India finally has its first comprehensive catalogue of butterflies since 1947.
Peter Smetacek, a scientist at the Butterfly Research Centre at Bhimtal, in the northern Indian state of Uttarakhand, spent years putting together a synoptic list of the 1,318 species found across the country. The exercise is not only to document the variety of butterflies in India, but to help save India’s rivers—a cause that Smetacek has been championing.
“We have been trying to analyse the health of the forest using the insect community there and that is why the catalogue is important because you must know what is where,” Smetacek explained. To do this, scientists first must clarify the taxonomy of various species and then ascertain what a forest contains. “We did that with butterflies and we will move on to moths,” he said. “In due course, we will have a map of different types of community structures in different parts of India, especially in the headwaters of rivers.”
The eventual goal, the butterfly expert said, is to charge forest departments with maintaining or monitoring populations of insects, birds or other bio-indicators that tell us about the health of the forest at headwaters. Acting on the basis of such ecological information, experts could act to stabilise the flow of rivers so that it can really ensure our water security.
“That is the only concrete approach. All the rest that we are doing with dams and so on are of no use,” said Smetacek.
Butterflies may not be the best plant pollinators around, but they are integral to the food chain, converting plant matter to animal protein by serving on the diets of insects, frogs, wasps and birds.
The new catalogue is the first butterfly list compiled in India since 1932. After Independence and Partition, no one knew which butterfly species remained in Pakistan and the occupied parts of Kashmir. The Synoptic Catalogue of the Butterflies of India, which has been edited by Smetacek and RK Varshney, retired additional director of the Zoological Society of India, has filled in those information gaps.
The catalogue includes remarkable varieties like the Travancore Evening Brown, a butterfly endemic to India and found only in Kerala and Karnataka.
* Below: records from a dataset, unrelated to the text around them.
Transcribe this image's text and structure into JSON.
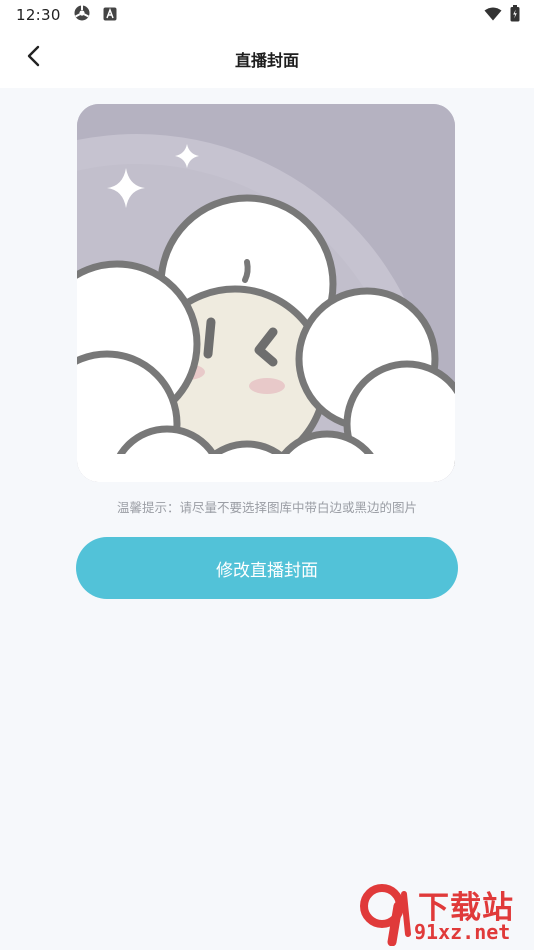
{
  "status_bar": {
    "time": "12:30",
    "icons_left": [
      "settings-gear-icon",
      "keyboard-a-icon"
    ],
    "icons_right": [
      "wifi-icon",
      "battery-icon"
    ]
  },
  "header": {
    "back_icon": "chevron-left-icon",
    "title": "直播封面"
  },
  "cover": {
    "image_desc_icon": "cover-image"
  },
  "tip": "温馨提示：请尽量不要选择图库中带白边或黑边的图片",
  "button": {
    "label": "修改直播封面"
  },
  "watermark": {
    "top": "下载站",
    "bottom": "91xz.net"
  },
  "colors": {
    "accent": "#52c2d8",
    "background": "#f6f8fb",
    "tip": "#9b9ea5",
    "watermark": "#e03a3a"
  }
}
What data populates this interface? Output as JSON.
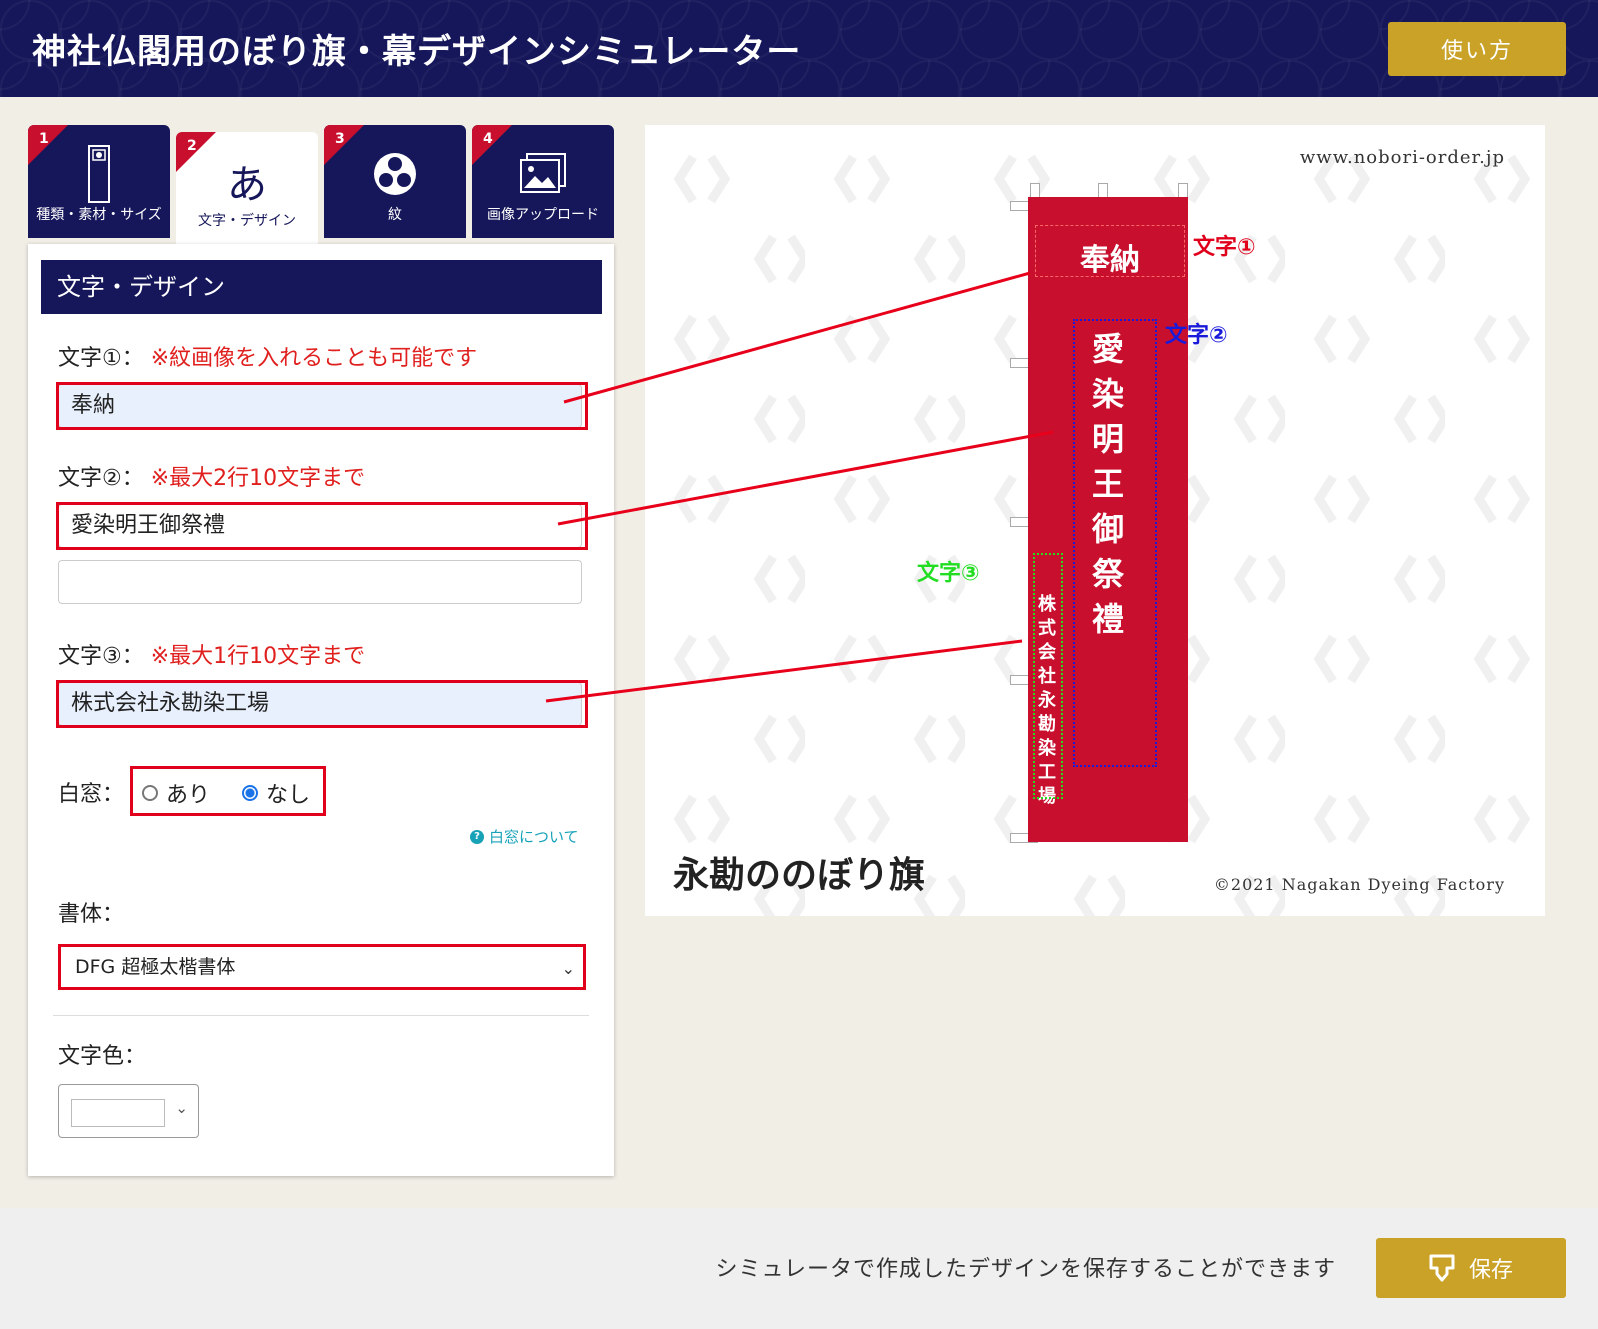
{
  "header": {
    "title": "神社仏閣用のぼり旗・幕デザインシミュレーター",
    "howto_label": "使い方"
  },
  "tabs": [
    {
      "num": "1",
      "label": "種類・素材・サイズ",
      "icon": "banner-icon",
      "active": false
    },
    {
      "num": "2",
      "label": "文字・デザイン",
      "icon": "a",
      "icon_char": "あ",
      "active": true
    },
    {
      "num": "3",
      "label": "紋",
      "icon": "tomoe-icon",
      "active": false
    },
    {
      "num": "4",
      "label": "画像アップロード",
      "icon": "image-icon",
      "active": false
    }
  ],
  "panel": {
    "title": "文字・デザイン",
    "text1": {
      "label": "文字①：",
      "note": "※紋画像を入れることも可能です",
      "value": "奉納"
    },
    "text2": {
      "label": "文字②：",
      "note": "※最大2行10文字まで",
      "value": "愛染明王御祭禮",
      "value2": ""
    },
    "text3": {
      "label": "文字③：",
      "note": "※最大1行10文字まで",
      "value": "株式会社永勘染工場"
    },
    "window": {
      "label": "白窓：",
      "opt_yes": "あり",
      "opt_no": "なし",
      "selected": "なし",
      "help": "白窓について"
    },
    "font": {
      "label": "書体：",
      "selected": "DFG 超極太楷書体"
    },
    "color": {
      "label": "文字色："
    }
  },
  "preview": {
    "url": "www.nobori-order.jp",
    "copyright": "©2021 Nagakan Dyeing Factory",
    "logo": "永勘ののぼり旗",
    "flag_color": "#c8102e",
    "flag_text1": "奉納",
    "flag_text2": "愛染明王御祭禮",
    "flag_text3": "株式会社永勘染工場",
    "callout1": "文字①",
    "callout2": "文字②",
    "callout3": "文字③"
  },
  "footer": {
    "text": "シミュレータで作成したデザインを保存することができます",
    "save_label": "保存"
  },
  "colors": {
    "navy": "#16175a",
    "gold": "#c9a227",
    "red": "#e0001b",
    "callout1": "#e0001b",
    "callout2": "#1a1adb",
    "callout3": "#22dd22"
  }
}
The butterfly is the only existing species in its genus and its closest relative is found in South America, indicating that it belongs to a lineage that went extinct ages ago. “Luckily, there is a very good, viable population in protected areas,” said Smetacek.
Here is a look at some of the species from the new catalogue.
This post first appeared on Scroll.in.